Microbial succession during a laboratory‐scale composting process of garbage was analysed by denaturing gradient gel electrophoresis (DGGE) combined with measurement of physicochemical parameters such as temperature, pH, organic acids, total dissolved organic carbon and water‐soluble humic substance. From the temperature changes, a rapid increase from 25 to 58 °C and then a gradual decrease, four phases were recognized in the process as follows; mesophilic (S), thermophilic (T), cooling (C) and maturing (M). The polymerase chain reaction‐amplified 16S rDNA fragments with universal (907R) and eubacterial (341F with GC clamp) primers were subjected to DGGE analysis. Consequently, the DGGE band pattern changed during the composting process. The direct sequences from DGGE bands were related to those of known genera in the DNA database. The microbial succession determined by DGGE was summarized as follows: in the S phase some fermenting bacteria, such as lactobacillus, were present with the existing organic acids; in the T phase thermophilic bacillus appeared and, after the C phase, bacterial populations were more complex than in previous phases and the phylogenetic positions of those populations were relatively distant from strains so far in the DNA database. Thus, the DGGE method is useful to reveal microbial succession during a composting process.
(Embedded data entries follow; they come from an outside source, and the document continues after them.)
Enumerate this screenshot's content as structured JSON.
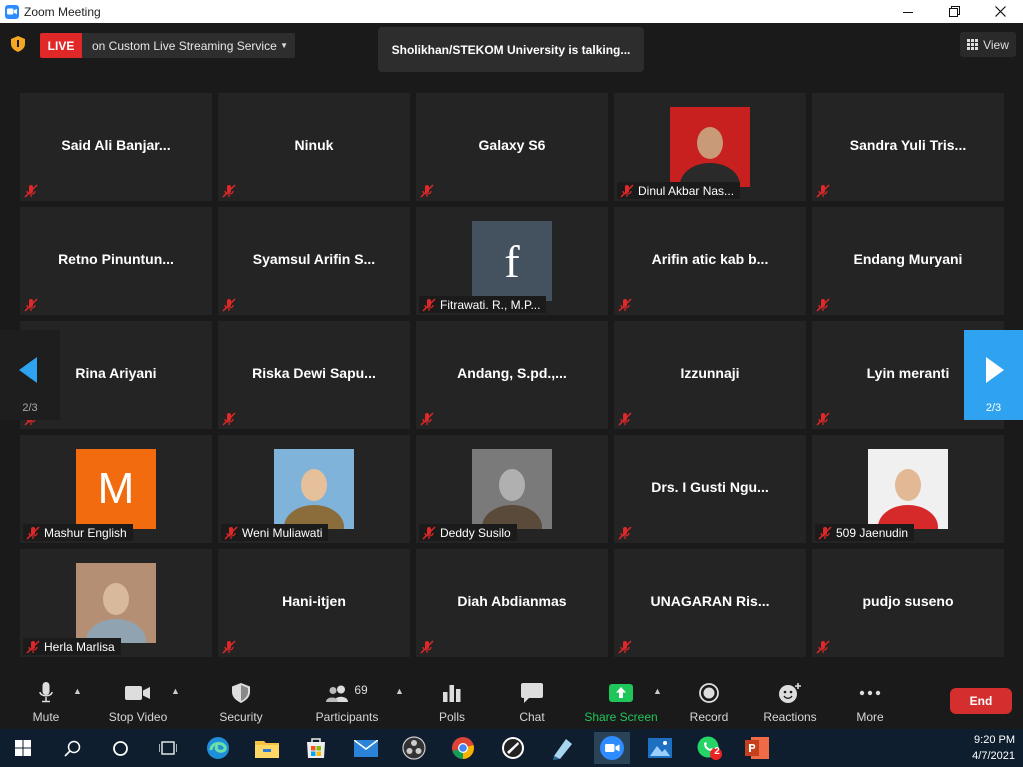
{
  "window": {
    "title": "Zoom Meeting"
  },
  "live": {
    "badge": "LIVE",
    "service": "on Custom Live Streaming Service"
  },
  "talking_indicator": "Sholikhan/STEKOM University is talking...",
  "view_label": "View",
  "pagination": {
    "left": "2/3",
    "right": "2/3"
  },
  "participants": [
    {
      "name": "Said  Ali  Banjar...",
      "video": false
    },
    {
      "name": "Ninuk",
      "video": false
    },
    {
      "name": "Galaxy S6",
      "video": false
    },
    {
      "name": "Dinul Akbar Nas...",
      "video": true,
      "avatar": "photo-man"
    },
    {
      "name": "Sandra  Yuli  Tris...",
      "video": false
    },
    {
      "name": "Retno  Pinuntun...",
      "video": false
    },
    {
      "name": "Syamsul  Arifin  S...",
      "video": false
    },
    {
      "name": "Fitrawati. R., M.P...",
      "video": true,
      "avatar": "facebook-f",
      "avatar_letter": "f"
    },
    {
      "name": "Arifin  atic  kab  b...",
      "video": false
    },
    {
      "name": "Endang Muryani",
      "video": false
    },
    {
      "name": "Rina Ariyani",
      "video": false
    },
    {
      "name": "Riska  Dewi  Sapu...",
      "video": false
    },
    {
      "name": "Andang,  S.pd.,...",
      "video": false
    },
    {
      "name": "Izzunnaji",
      "video": false
    },
    {
      "name": "Lyin meranti",
      "video": false
    },
    {
      "name": "Mashur English",
      "video": true,
      "avatar": "letter-m",
      "avatar_letter": "M"
    },
    {
      "name": "Weni Muliawati",
      "video": true,
      "avatar": "photo-woman"
    },
    {
      "name": "Deddy Susilo",
      "video": true,
      "avatar": "photo-robot"
    },
    {
      "name": "Drs.  I  Gusti  Ngu...",
      "video": false
    },
    {
      "name": "509 Jaenudin",
      "video": true,
      "avatar": "photo-mask"
    },
    {
      "name": "Herla Marlisa",
      "video": true,
      "avatar": "photo-elder"
    },
    {
      "name": "Hani-itjen",
      "video": false
    },
    {
      "name": "Diah Abdianmas",
      "video": false
    },
    {
      "name": "UNAGARAN  Ris...",
      "video": false
    },
    {
      "name": "pudjo suseno",
      "video": false
    }
  ],
  "toolbar": {
    "mute": "Mute",
    "stop_video": "Stop Video",
    "security": "Security",
    "participants": "Participants",
    "participants_count": "69",
    "polls": "Polls",
    "chat": "Chat",
    "share_screen": "Share Screen",
    "record": "Record",
    "reactions": "Reactions",
    "more": "More",
    "end": "End"
  },
  "taskbar": {
    "time": "9:20 PM",
    "date": "4/7/2021",
    "whatsapp_badge": "2"
  },
  "colors": {
    "accent_blue": "#2d8cff",
    "live_red": "#e02828",
    "share_green": "#1fc75a",
    "nav_blue": "#30a3f0",
    "tile_bg": "#242424"
  }
}
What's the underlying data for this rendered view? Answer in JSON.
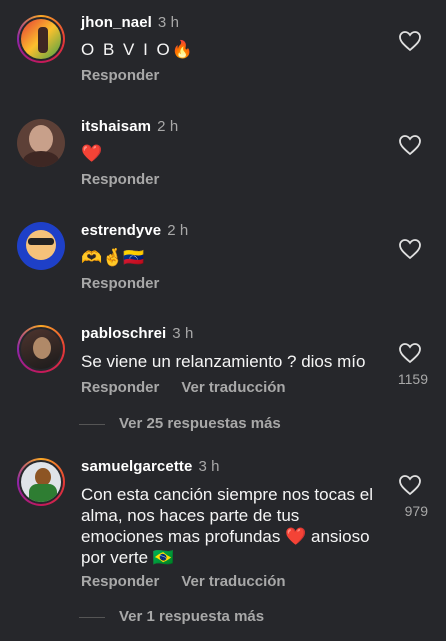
{
  "comments": [
    {
      "username": "jhon_nael",
      "time": "3 h",
      "text": "O B V I O🔥",
      "reply": "Responder"
    },
    {
      "username": "itshaisam",
      "time": "2 h",
      "text": "❤️",
      "reply": "Responder"
    },
    {
      "username": "estrendyve",
      "time": "2 h",
      "text": "🫶🤞🇻🇪",
      "reply": "Responder"
    },
    {
      "username": "pabloschrei",
      "time": "3 h",
      "text": "Se viene un relanzamiento ? dios mío",
      "reply": "Responder",
      "translate": "Ver traducción",
      "likes": "1159",
      "more": "Ver 25 respuestas más"
    },
    {
      "username": "samuelgarcette",
      "time": "3 h",
      "text": "Con esta canción siempre nos tocas el alma, nos haces parte de tus emociones mas profundas ❤️ ansioso por verte 🇧🇷",
      "reply": "Responder",
      "translate": "Ver traducción",
      "likes": "979",
      "more": "Ver 1 respuesta más"
    }
  ],
  "icons": {
    "like": "heart-outline-icon"
  },
  "colors": {
    "background": "#26272b",
    "muted": "#a8a8a8"
  }
}
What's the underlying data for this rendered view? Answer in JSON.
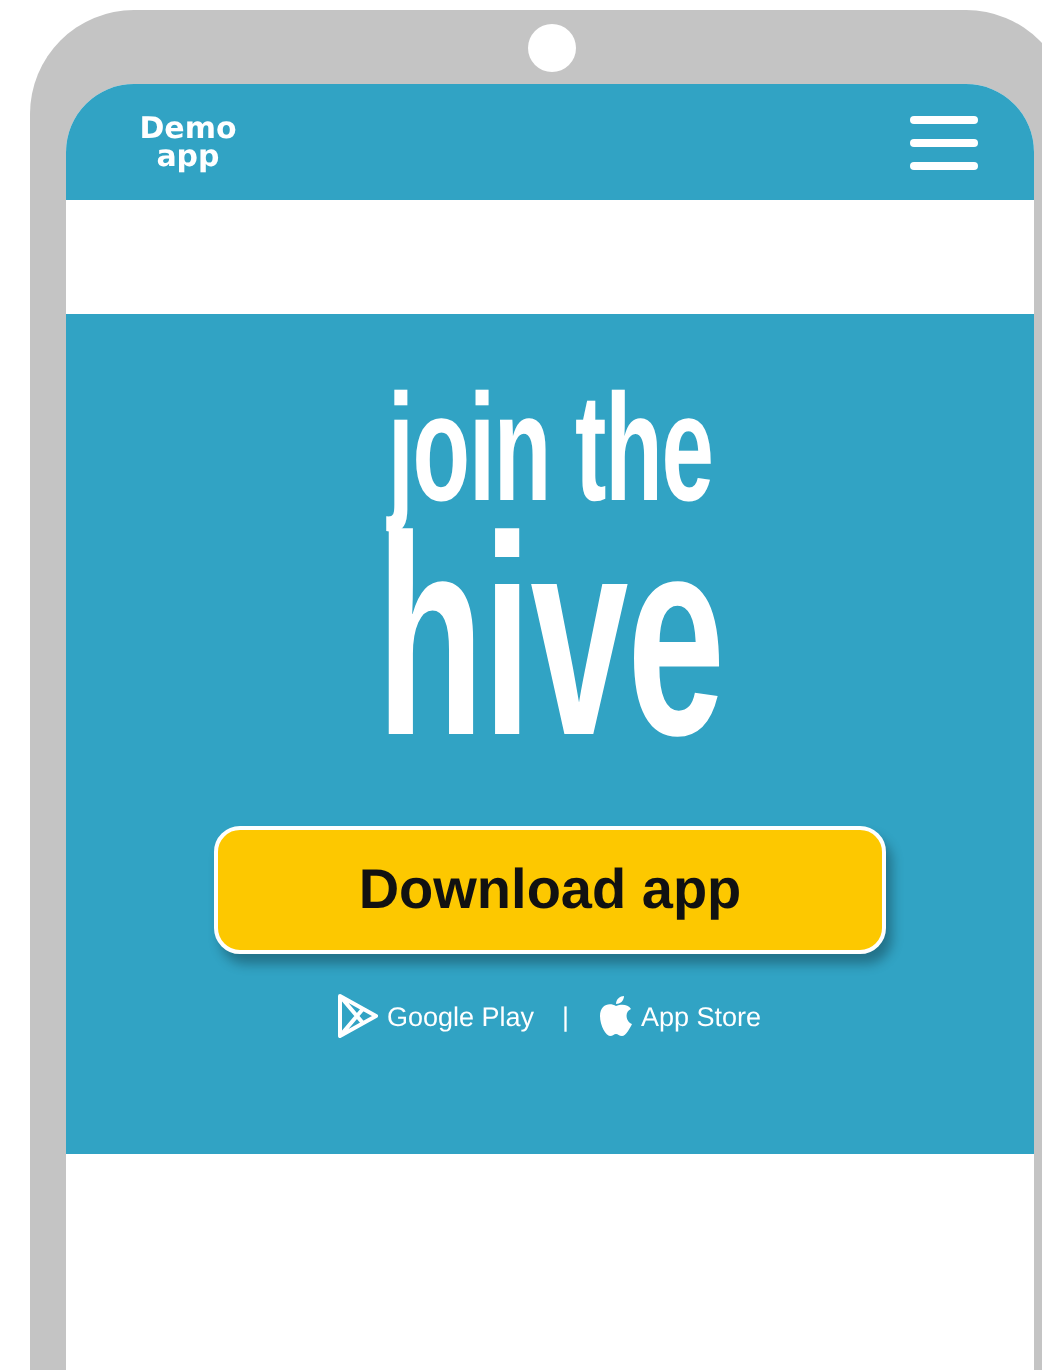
{
  "header": {
    "logo": "Demo app"
  },
  "hero": {
    "headline_lines": [
      "join the",
      "hive"
    ],
    "button": "Download app",
    "separator": "|",
    "store_links": [
      {
        "kind": "google-play",
        "label": "Google Play"
      },
      {
        "kind": "app-store",
        "label": "App Store"
      }
    ]
  }
}
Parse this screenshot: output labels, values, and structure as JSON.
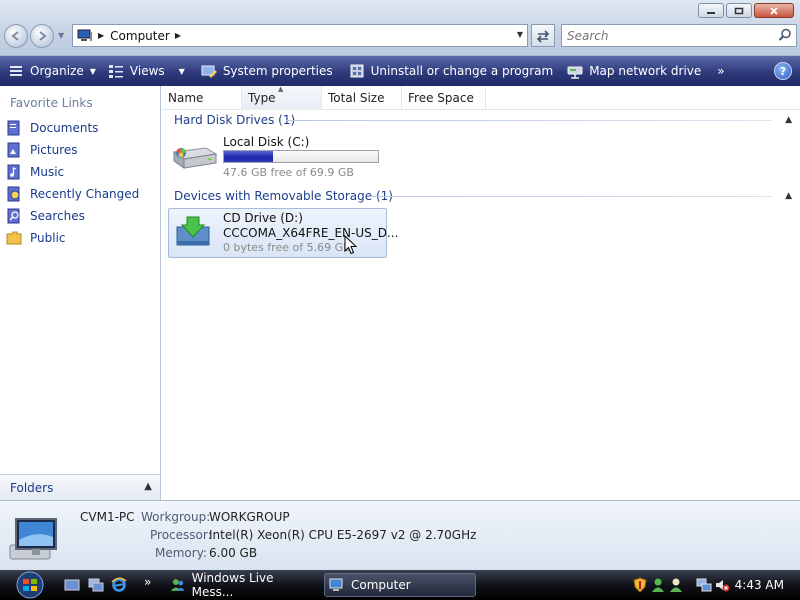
{
  "address": {
    "crumb": "Computer"
  },
  "search": {
    "placeholder": "Search"
  },
  "toolbar": {
    "organize": "Organize",
    "views": "Views",
    "system_properties": "System properties",
    "uninstall": "Uninstall or change a program",
    "map_drive": "Map network drive",
    "overflow": "»",
    "help": "?"
  },
  "nav": {
    "favorite_links": "Favorite Links",
    "items": [
      {
        "label": "Documents",
        "icon": "documents-icon"
      },
      {
        "label": "Pictures",
        "icon": "pictures-icon"
      },
      {
        "label": "Music",
        "icon": "music-icon"
      },
      {
        "label": "Recently Changed",
        "icon": "recently-changed-icon"
      },
      {
        "label": "Searches",
        "icon": "searches-icon"
      },
      {
        "label": "Public",
        "icon": "public-folder-icon"
      }
    ],
    "folders": "Folders"
  },
  "columns": [
    "Name",
    "Type",
    "Total Size",
    "Free Space"
  ],
  "groups": {
    "hdd": "Hard Disk Drives (1)",
    "removable": "Devices with Removable Storage (1)"
  },
  "drives": {
    "local": {
      "name": "Local Disk (C:)",
      "free_text": "47.6 GB free of 69.9 GB",
      "used_fraction": 0.32
    },
    "cd": {
      "name": "CD Drive (D:)",
      "label": "CCCOMA_X64FRE_EN-US_D...",
      "free_text": "0 bytes free of 5.69 GB"
    }
  },
  "details": {
    "pc_name": "CVM1-PC",
    "workgroup_key": "Workgroup:",
    "workgroup": "WORKGROUP",
    "processor_key": "Processor:",
    "processor": "Intel(R) Xeon(R) CPU E5-2697 v2 @ 2.70GHz",
    "memory_key": "Memory:",
    "memory": "6.00 GB"
  },
  "taskbar": {
    "tasks": [
      "Windows Live Mess...",
      "Computer"
    ],
    "clock": "4:43 AM",
    "overflow": "»"
  },
  "colors": {
    "command_bar": "#2f3a7c",
    "link_blue": "#1a3a8c",
    "group_blue": "#1e3f8a",
    "usage_fill": "#1f26a8"
  }
}
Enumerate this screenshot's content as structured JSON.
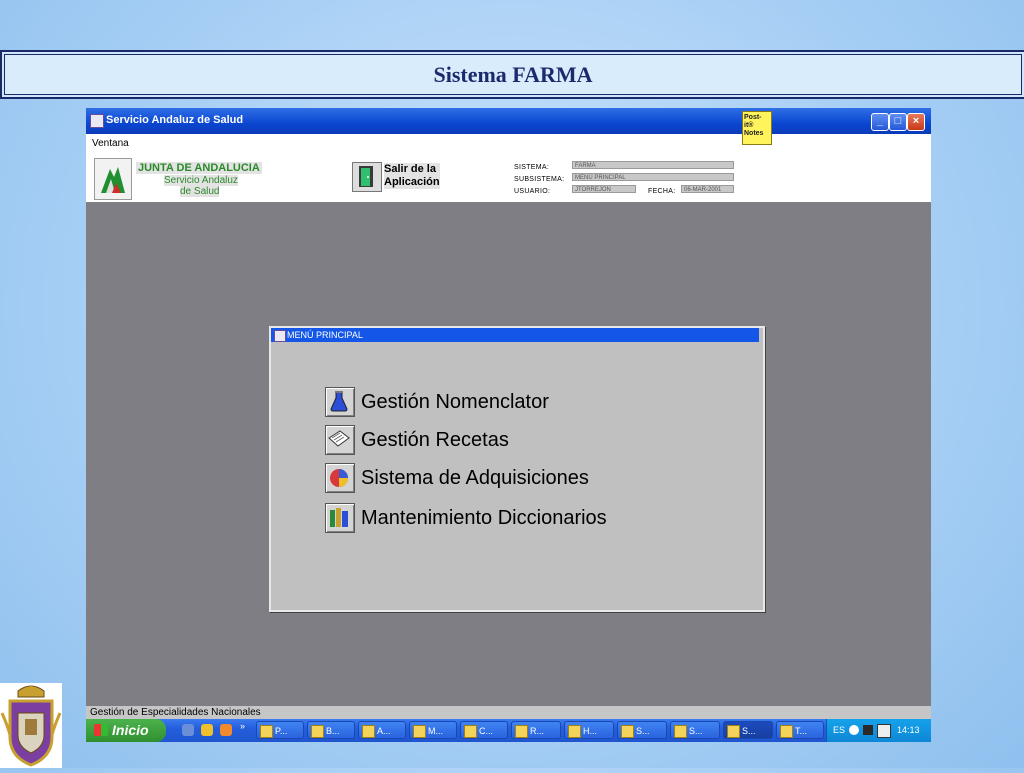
{
  "slide": {
    "title": "Sistema FARMA"
  },
  "window": {
    "title": "Servicio Andaluz de Salud",
    "menu": "Ventana",
    "postit": "Post-it® Notes",
    "controls": {
      "minimize": "_",
      "maximize": "□",
      "close": "×"
    }
  },
  "header": {
    "junta": "JUNTA DE ANDALUCIA",
    "sas_line1": "Servicio Andaluz",
    "sas_line2": "de Salud",
    "exit_line1": "Salir de la",
    "exit_line2": "Aplicación",
    "sistema_label": "SISTEMA:",
    "sistema_value": "FARMA",
    "subsistema_label": "SUBSISTEMA:",
    "subsistema_value": "MENÚ PRINCIPAL",
    "usuario_label": "USUARIO:",
    "usuario_value": "JTORREJON",
    "fecha_label": "FECHA:",
    "fecha_value": "06-MAR-2001"
  },
  "dialog": {
    "title": "MENÚ PRINCIPAL",
    "items": [
      {
        "label": "Gestión Nomenclator",
        "icon": "flask-icon"
      },
      {
        "label": "Gestión Recetas",
        "icon": "prescription-icon"
      },
      {
        "label": "Sistema de Adquisiciones",
        "icon": "pie-chart-icon"
      },
      {
        "label": "Mantenimiento Diccionarios",
        "icon": "books-icon"
      }
    ]
  },
  "statusbar": {
    "text": "Gestión de Especialidades Nacionales"
  },
  "taskbar": {
    "start": "Inicio",
    "chevron": "»",
    "tasks": [
      "P...",
      "B...",
      "A...",
      "M...",
      "C...",
      "R...",
      "H...",
      "S...",
      "S...",
      "S...",
      "T..."
    ],
    "lang": "ES",
    "clock": "14:13"
  }
}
Journal of Applied Microbiology – Wiley
Published: Nov 1, 2000
It’s your single place to instantly
discover and read the research
that matters to you.
Enjoy affordable access to
over 18 million articles from more than
15,000 peer-reviewed journals.
All for just $49/month
Query the DeepDyve database, plus search all of PubMed and Google Scholar seamlessly
Save any article or search result from DeepDyve, PubMed, and Google Scholar... all in one place.
Get unlimited, online access to over 18 million full-text articles from more than 15,000 scientific journals.
Read from thousands of the leading scholarly journals from SpringerNature, Elsevier, Wiley-Blackwell, Oxford University Press and more.
All the latest content is available, no embargo periods.
“Hi guys, I cannot tell you how much I love this resource. Incredible. I really believe you've hit the nail on the head with this site in regards to solving the research-purchase issue.”Daniel C.
“Whoa! It’s like Spotify but for academic articles.”@Phil_Robichaud
“I must say, @deepdyve is a fabulous solution to the independent researcher's problem of #access to #information.”@deepthiw
“My last article couldn't be possible without the platform @deepdyve that makes journal papers cheaper.”@JoseServera